All of the prototypes built for Donald Trump’s Mexico border wall have been completed and within the next few weeks, will be subjected to test attacks by teams of workers wielding sledgehammers, torches, pickaxes and battery-operated tools.
According to a statement issued by the US Customs and Border Protection, they will now test and evaluate the finished prototypes to “determine which wall design elements meets our needs.” This testing and evaluation period will last 30 to 60 days.
“Border security contributes to our overall national security and relies on a combination of border infrastructure, technology, personnel, and partnerships,” said acting Deputy Commissioner Ron Vitiello.
“Border walls have proven to be an extremely effective part of our multi-pronged security strategy to prevent the illegal migration of people and drugs over the years. Specifically, walls are part of a border enforcement zone, which includes patrol roads, lights and surveillance technology. These border enforcement zones give our men and women of CBP the best possible conditions to maintain a safe and secure border.”
The prototypes will be evaluated on a variety of characteristics such as anti-breaching capabilities; anti-climbing capabilities; anti-digging capabilities; impedance and denial of traffic; and safety for Border Patrol agents.
The testing won’t start for at least a month because some concrete in the wall prototypes still needs to dry.
Each of the prototypes reaches the maximum allowed height of nearly l30 feet high.
One of the requirements is for the walls to be “aesthetically pleasing”—from the US side.

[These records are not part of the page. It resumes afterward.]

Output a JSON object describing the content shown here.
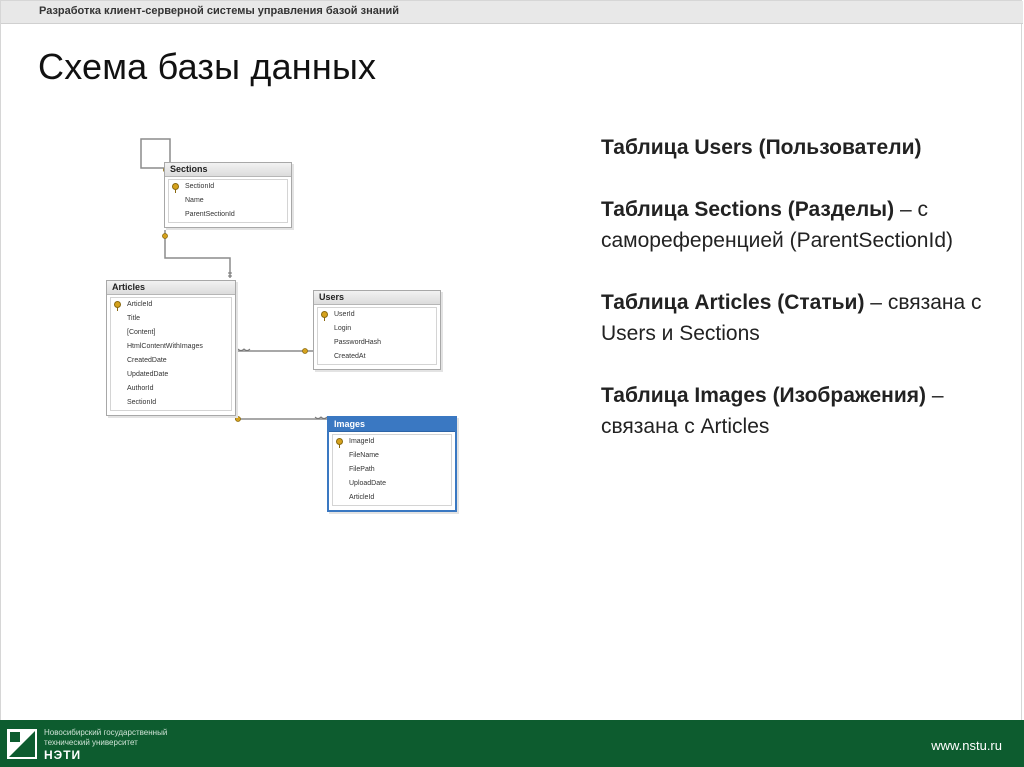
{
  "header": {
    "course_title": "Разработка клиент-серверной системы управления базой знаний"
  },
  "page_title": "Схема базы данных",
  "diagram": {
    "tables": [
      {
        "name": "Sections",
        "columns": [
          "SectionId",
          "Name",
          "ParentSectionId"
        ],
        "primary_key": "SectionId"
      },
      {
        "name": "Articles",
        "columns": [
          "ArticleId",
          "Title",
          "[Content]",
          "HtmlContentWithImages",
          "CreatedDate",
          "UpdatedDate",
          "AuthorId",
          "SectionId"
        ],
        "primary_key": "ArticleId"
      },
      {
        "name": "Users",
        "columns": [
          "UserId",
          "Login",
          "PasswordHash",
          "CreatedAt"
        ],
        "primary_key": "UserId"
      },
      {
        "name": "Images",
        "columns": [
          "ImageId",
          "FileName",
          "FilePath",
          "UploadDate",
          "ArticleId"
        ],
        "primary_key": "ImageId",
        "selected": true
      }
    ],
    "relationships": [
      {
        "from": "Sections",
        "to": "Sections"
      },
      {
        "from": "Sections",
        "to": "Articles"
      },
      {
        "from": "Users",
        "to": "Articles"
      },
      {
        "from": "Articles",
        "to": "Images"
      }
    ]
  },
  "description": [
    {
      "bold": "Таблица Users (Пользователи)",
      "rest": ""
    },
    {
      "bold": "Таблица Sections (Разделы)",
      "rest": " – с самореференцией (ParentSectionId)"
    },
    {
      "bold": "Таблица Articles (Статьи)",
      "rest": " – связана с Users и Sections"
    },
    {
      "bold": "Таблица Images (Изображения)",
      "rest": " – связана с Articles"
    }
  ],
  "footer": {
    "university_line1": "Новосибирский государственный",
    "university_line2": "технический университет",
    "university_abbr": "НЭТИ",
    "website": "www.nstu.ru"
  },
  "colors": {
    "footer_bg": "#0d5c2f",
    "selected_table": "#3a78c2",
    "key_icon": "#d6a21c"
  }
}
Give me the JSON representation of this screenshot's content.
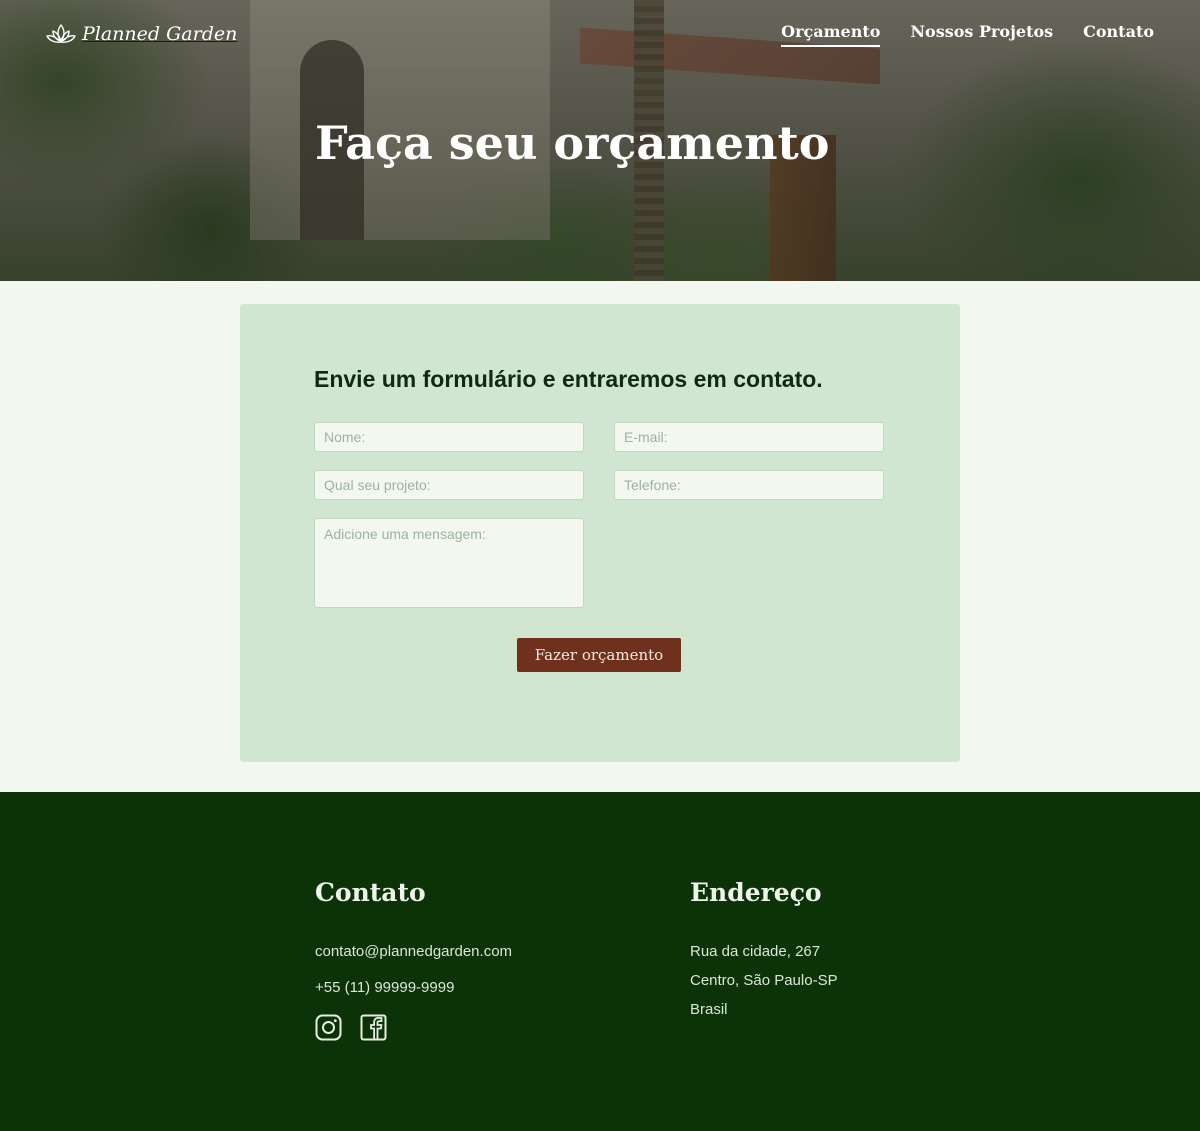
{
  "brand": {
    "name": "Planned Garden",
    "logo_icon": "lotus-icon"
  },
  "nav": {
    "items": [
      {
        "label": "Orçamento",
        "active": true
      },
      {
        "label": "Nossos Projetos",
        "active": false
      },
      {
        "label": "Contato",
        "active": false
      }
    ]
  },
  "hero": {
    "title": "Faça seu orçamento"
  },
  "form": {
    "heading": "Envie um formulário e entraremos em contato.",
    "fields": {
      "name": {
        "placeholder": "Nome:",
        "value": ""
      },
      "email": {
        "placeholder": "E-mail:",
        "value": ""
      },
      "project": {
        "placeholder": "Qual seu projeto:",
        "value": ""
      },
      "phone": {
        "placeholder": "Telefone:",
        "value": ""
      },
      "message": {
        "placeholder": "Adicione uma mensagem:",
        "value": ""
      }
    },
    "submit_label": "Fazer orçamento"
  },
  "footer": {
    "contact": {
      "title": "Contato",
      "email": "contato@plannedgarden.com",
      "phone": "+55 (11) 99999-9999",
      "socials": [
        "instagram-icon",
        "facebook-icon"
      ]
    },
    "address": {
      "title": "Endereço",
      "lines": [
        "Rua da cidade, 267",
        "Centro, São Paulo-SP",
        "Brasil"
      ]
    }
  },
  "colors": {
    "accent": "#6f311d",
    "footer_bg": "#0c3208",
    "card_bg": "#d0e6d0",
    "page_bg": "#f2f7f0"
  }
}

Trump has asked Congress for $US1.6 billion for the first instalment of his wall. It would replace 14 miles in San Diego and build 60 miles in Texas’ Rio Grande Valley, the busiest corridor for the invasion route into America from the south.